#### Exercise description:
The copy you produce must repeat each record exactly and contain no pictures.

** Opening Data extract block **

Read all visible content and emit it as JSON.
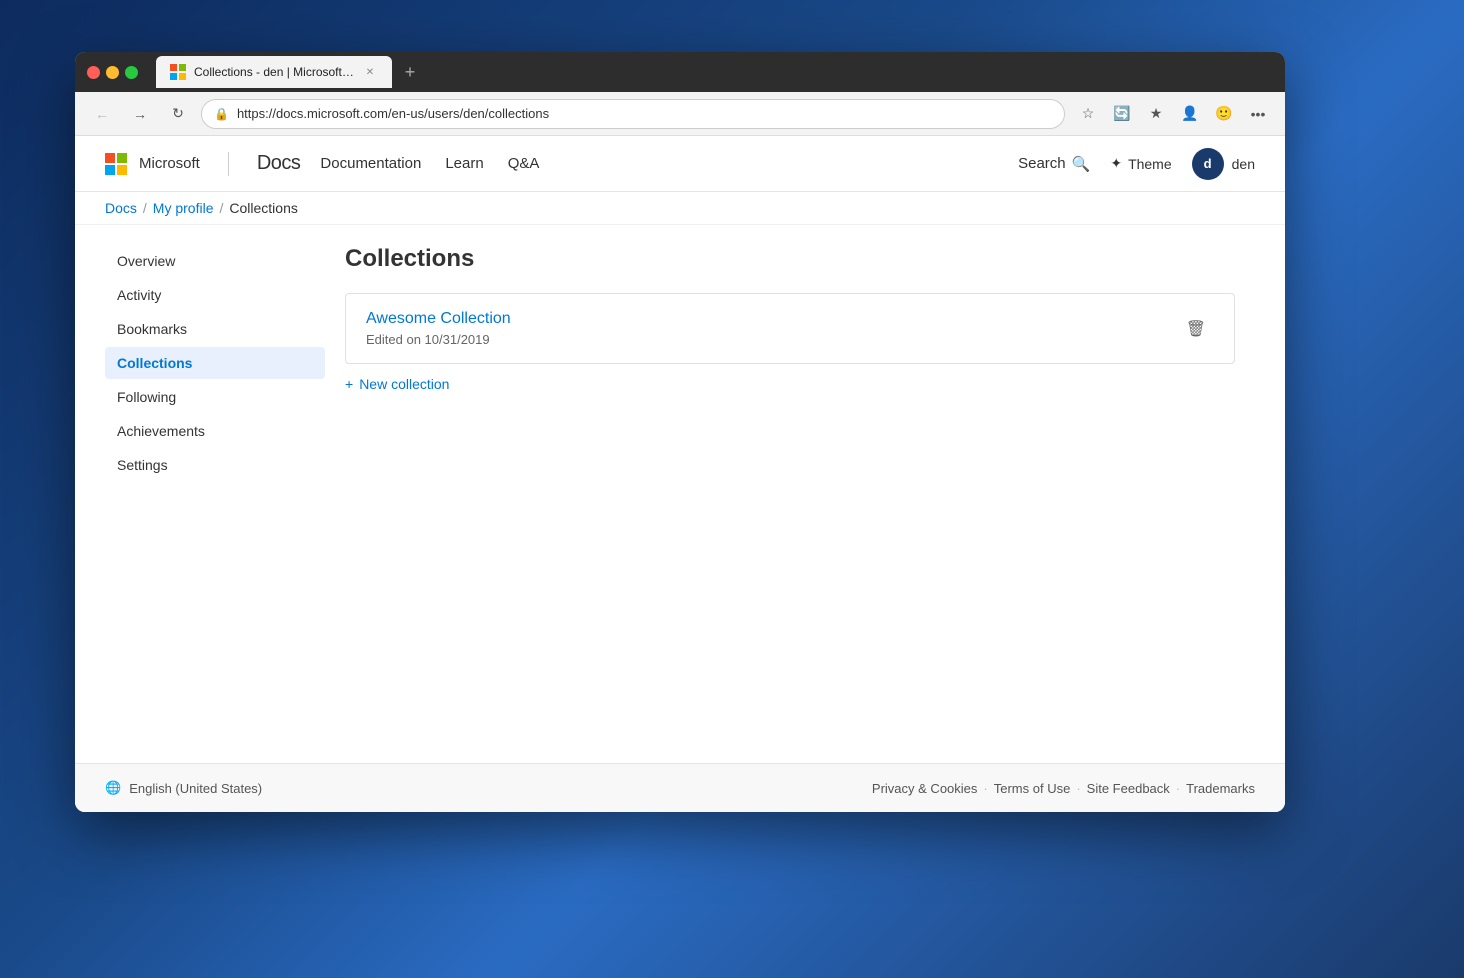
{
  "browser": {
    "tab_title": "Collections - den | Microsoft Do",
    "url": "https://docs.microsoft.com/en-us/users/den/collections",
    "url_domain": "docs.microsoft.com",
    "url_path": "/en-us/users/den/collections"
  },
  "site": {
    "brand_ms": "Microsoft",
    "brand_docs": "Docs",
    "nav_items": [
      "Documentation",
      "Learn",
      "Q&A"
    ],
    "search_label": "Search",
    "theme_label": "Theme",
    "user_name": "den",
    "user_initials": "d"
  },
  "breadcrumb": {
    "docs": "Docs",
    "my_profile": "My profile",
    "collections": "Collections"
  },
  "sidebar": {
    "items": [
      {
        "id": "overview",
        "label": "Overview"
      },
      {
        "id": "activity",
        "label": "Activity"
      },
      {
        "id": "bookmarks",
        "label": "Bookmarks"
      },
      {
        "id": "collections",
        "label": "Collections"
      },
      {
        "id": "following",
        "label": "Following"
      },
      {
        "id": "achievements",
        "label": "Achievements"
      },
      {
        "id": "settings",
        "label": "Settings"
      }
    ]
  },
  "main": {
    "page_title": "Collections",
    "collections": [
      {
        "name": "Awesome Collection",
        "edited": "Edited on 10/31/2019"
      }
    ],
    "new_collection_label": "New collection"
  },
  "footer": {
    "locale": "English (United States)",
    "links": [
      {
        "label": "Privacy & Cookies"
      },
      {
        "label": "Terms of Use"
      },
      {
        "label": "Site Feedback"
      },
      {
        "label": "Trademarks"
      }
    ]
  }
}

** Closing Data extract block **

#### Solution for this problem:
Read all visible content and emit it as JSON.
{
  "browser": {
    "tab_title": "Collections - den | Microsoft Do",
    "url": "https://docs.microsoft.com/en-us/users/den/collections",
    "url_domain": "docs.microsoft.com",
    "url_path": "/en-us/users/den/collections"
  },
  "site": {
    "brand_ms": "Microsoft",
    "brand_docs": "Docs",
    "nav_items": [
      "Documentation",
      "Learn",
      "Q&A"
    ],
    "search_label": "Search",
    "theme_label": "Theme",
    "user_name": "den",
    "user_initials": "d"
  },
  "breadcrumb": {
    "docs": "Docs",
    "my_profile": "My profile",
    "collections": "Collections"
  },
  "sidebar": {
    "items": [
      {
        "id": "overview",
        "label": "Overview"
      },
      {
        "id": "activity",
        "label": "Activity"
      },
      {
        "id": "bookmarks",
        "label": "Bookmarks"
      },
      {
        "id": "collections",
        "label": "Collections"
      },
      {
        "id": "following",
        "label": "Following"
      },
      {
        "id": "achievements",
        "label": "Achievements"
      },
      {
        "id": "settings",
        "label": "Settings"
      }
    ]
  },
  "main": {
    "page_title": "Collections",
    "collections": [
      {
        "name": "Awesome Collection",
        "edited": "Edited on 10/31/2019"
      }
    ],
    "new_collection_label": "New collection"
  },
  "footer": {
    "locale": "English (United States)",
    "links": [
      {
        "label": "Privacy & Cookies"
      },
      {
        "label": "Terms of Use"
      },
      {
        "label": "Site Feedback"
      },
      {
        "label": "Trademarks"
      }
    ]
  }
}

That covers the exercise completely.